By Carol Tannenhauser
Mayor Eric Adams declared a state of emergency in New York City on Friday, resulting from the influx of roughly 17,000 migrants, mostly from South America, into the city’s homeless shelter system, bringing the total number of shelter residents to over 61,000, an historic record.
“The mayor’s declaration allows the city to open emergency relief centers more quickly by exempting them from the normal land-use and community-review process that often slows the opening of shelters,” The New York Times explained.
A shelter for roughly 30 migrant families was opened at the Park West Hotel on Central Park West between 103rd and 104th Streets, on the Upper West Side.
The migrants were bussed to the city by Governor Greg Abbott of Texas, essentially to make a statement: America’s immigration system is dysfunctional and so-called “sanctuary cities” need to share the responsibility. Abbott sent the buses to New York City (and Washington, DC) without prior notification — and has kept them coming steadily since April.
“Our right-to-shelter laws, our social services, and our values are being exploited by others for political gain,” Adams said in a press conference at City Hall. “New Yorkers are angry. I am angry, too.”
At first the city met the challenge gamely, welcoming, housing, feeding, providing social services and health care, including vaccinations, and other essentials to the migrants — and enrolling 5,500 of their children in school. “But though our compassion is limitless, our resources are not,” Adams said. He called for “emergency federal and state aid to handle the continued influx of asylum seekers as the city projects costs of more than $1 billion related to asylum seekers in this fiscal year alone,” according to a press release, “as well as expedited work permits, a national decompression strategy, and a resettlement strategy.”

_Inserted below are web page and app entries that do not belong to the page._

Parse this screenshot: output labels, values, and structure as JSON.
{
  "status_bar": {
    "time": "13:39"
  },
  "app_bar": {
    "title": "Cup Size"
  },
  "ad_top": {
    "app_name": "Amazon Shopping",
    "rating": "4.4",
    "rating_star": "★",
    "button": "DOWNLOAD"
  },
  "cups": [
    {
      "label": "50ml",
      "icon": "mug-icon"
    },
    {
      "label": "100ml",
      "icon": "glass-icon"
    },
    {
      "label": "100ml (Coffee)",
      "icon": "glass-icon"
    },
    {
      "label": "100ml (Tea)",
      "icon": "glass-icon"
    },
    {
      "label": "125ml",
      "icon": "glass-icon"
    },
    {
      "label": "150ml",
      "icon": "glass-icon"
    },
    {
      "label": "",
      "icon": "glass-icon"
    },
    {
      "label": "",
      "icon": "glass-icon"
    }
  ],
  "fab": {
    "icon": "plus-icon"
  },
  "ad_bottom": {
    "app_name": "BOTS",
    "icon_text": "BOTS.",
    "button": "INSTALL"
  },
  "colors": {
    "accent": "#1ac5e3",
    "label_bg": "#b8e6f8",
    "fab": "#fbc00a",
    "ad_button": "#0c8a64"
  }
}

“Today we’re issuing a clear message,” Adams said: “The time for aid to New York City is now. We need help from the federal government, help from the State of New York.” Adams told The New York Times that “he had spoken to Mr. Biden recently about the crisis and that Mr. Biden and Ms. Hochul understood the challenges that the city is facing.” He also said a spokesman from Senator Chuck Schumer’s office is “working with the New York delegation to secure resources and to get the Biden administration to do all it can to be helpful.”